Slowly the items littering the cabin and decks have found a home. Tomorrow we hope to finally do a proper wash down, the first since the boat was painted. Amazing how the grime piles up.
Doug has just finished his second set of chemo treatments. The first day (blue bag hell) he receives a harsh medication that hits him hard but the medication on the next 2 days is easier on his system. I hope we’ll have a chance to see him before we go.
We aren’t sure whether we will be able to get away on Friday as planned. It looks more like Saturday now. That will give us a chance to see George and Maureen Godwin, from Victoria, who arrive on Friday for a week visit with Maureen’s brother. Gil and Lexi are hoping to leave the following day. They will surely catch up in their speedy tri.
The following day: 2230
Found the leak in the dingy and fixed that, I hope. Had a good morning shopping and found some last hard-to-get bits including a dimmer switch for the compass binnacle light. The BBQ propane tank now has its own stowage tube on the taffrail made out of an 8-in PVC water main tube with swimming “noodle” foam to keep it from moving around and a piece of scrap teak railing from Phil’s (Salty) project as a base.
1330, Sat, 9 Jan 09
That’s it! We have procrastinated too long. We depart tomorrow morning on a 400 mile trip to Mazatlan. We waited another 2 days to see Shirley and Tom (Rio Nimpkish) arrive and last night we saw George and Maureen and their hosts, fresh off the bus from Tucson. It was good to get the latest gossip from CFSA. Sunday is also delayed and will follow us soon.
We are ready to go. Fran is on her way to bring the van to the storage yard where it will remain until May. The bill here is paid and yesterday we spent the better part of the afternoon washing down the boat from all the accumulated yard grime since it was painted.

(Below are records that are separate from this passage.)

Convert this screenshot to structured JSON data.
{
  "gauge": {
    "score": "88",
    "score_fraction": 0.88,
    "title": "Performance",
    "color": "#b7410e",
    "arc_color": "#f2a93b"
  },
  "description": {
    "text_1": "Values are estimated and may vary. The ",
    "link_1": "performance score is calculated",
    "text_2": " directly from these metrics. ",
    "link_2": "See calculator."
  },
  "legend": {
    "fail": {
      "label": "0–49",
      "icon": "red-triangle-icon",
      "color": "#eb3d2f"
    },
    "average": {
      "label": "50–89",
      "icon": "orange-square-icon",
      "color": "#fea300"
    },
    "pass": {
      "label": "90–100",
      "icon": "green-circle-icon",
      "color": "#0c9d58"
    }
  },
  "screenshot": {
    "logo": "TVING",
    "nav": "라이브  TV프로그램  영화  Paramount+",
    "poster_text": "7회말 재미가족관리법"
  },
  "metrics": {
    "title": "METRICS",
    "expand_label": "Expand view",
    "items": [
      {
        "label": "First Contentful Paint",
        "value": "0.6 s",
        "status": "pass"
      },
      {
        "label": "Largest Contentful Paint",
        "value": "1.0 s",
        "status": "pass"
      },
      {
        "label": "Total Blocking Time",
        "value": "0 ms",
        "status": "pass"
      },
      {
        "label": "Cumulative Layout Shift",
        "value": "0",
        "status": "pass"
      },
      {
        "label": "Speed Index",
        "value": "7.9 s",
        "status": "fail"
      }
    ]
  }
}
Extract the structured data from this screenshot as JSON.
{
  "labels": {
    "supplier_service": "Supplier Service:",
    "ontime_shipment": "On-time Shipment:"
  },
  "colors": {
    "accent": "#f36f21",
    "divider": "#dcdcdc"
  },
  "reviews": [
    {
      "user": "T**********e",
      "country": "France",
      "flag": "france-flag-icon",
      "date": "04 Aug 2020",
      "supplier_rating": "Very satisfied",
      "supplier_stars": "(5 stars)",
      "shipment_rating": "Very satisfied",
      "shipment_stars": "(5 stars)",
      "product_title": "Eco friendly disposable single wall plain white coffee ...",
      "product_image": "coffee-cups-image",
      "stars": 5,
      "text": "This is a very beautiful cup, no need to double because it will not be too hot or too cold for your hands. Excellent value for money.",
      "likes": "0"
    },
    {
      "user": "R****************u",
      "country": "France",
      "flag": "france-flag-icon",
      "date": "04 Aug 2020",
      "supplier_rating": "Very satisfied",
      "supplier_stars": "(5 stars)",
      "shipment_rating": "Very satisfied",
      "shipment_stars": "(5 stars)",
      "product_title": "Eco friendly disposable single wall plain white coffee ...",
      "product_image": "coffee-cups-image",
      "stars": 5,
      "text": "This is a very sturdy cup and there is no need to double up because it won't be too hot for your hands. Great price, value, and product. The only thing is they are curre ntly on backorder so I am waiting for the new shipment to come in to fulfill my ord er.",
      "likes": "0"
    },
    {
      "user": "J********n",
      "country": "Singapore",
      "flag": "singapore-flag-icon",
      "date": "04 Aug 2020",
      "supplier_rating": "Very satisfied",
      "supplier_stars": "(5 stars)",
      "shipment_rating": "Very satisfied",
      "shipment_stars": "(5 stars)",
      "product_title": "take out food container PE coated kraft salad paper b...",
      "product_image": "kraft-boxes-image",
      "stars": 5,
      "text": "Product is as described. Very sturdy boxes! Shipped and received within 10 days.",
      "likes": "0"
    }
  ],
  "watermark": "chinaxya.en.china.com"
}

She looks all new again. Fishing rod holders are up, the SSB has been trialed and we got the weather this morning indicating a good window for a southern passage over the next few days. With an average speed of 5 kts we should be in Mazatlan by mid-day in 3 days.
I must close this off and post it so I can finish my preps. Only a few more items to lash on deck and we can relax, whatever that is.....
Next one from Mazatlan.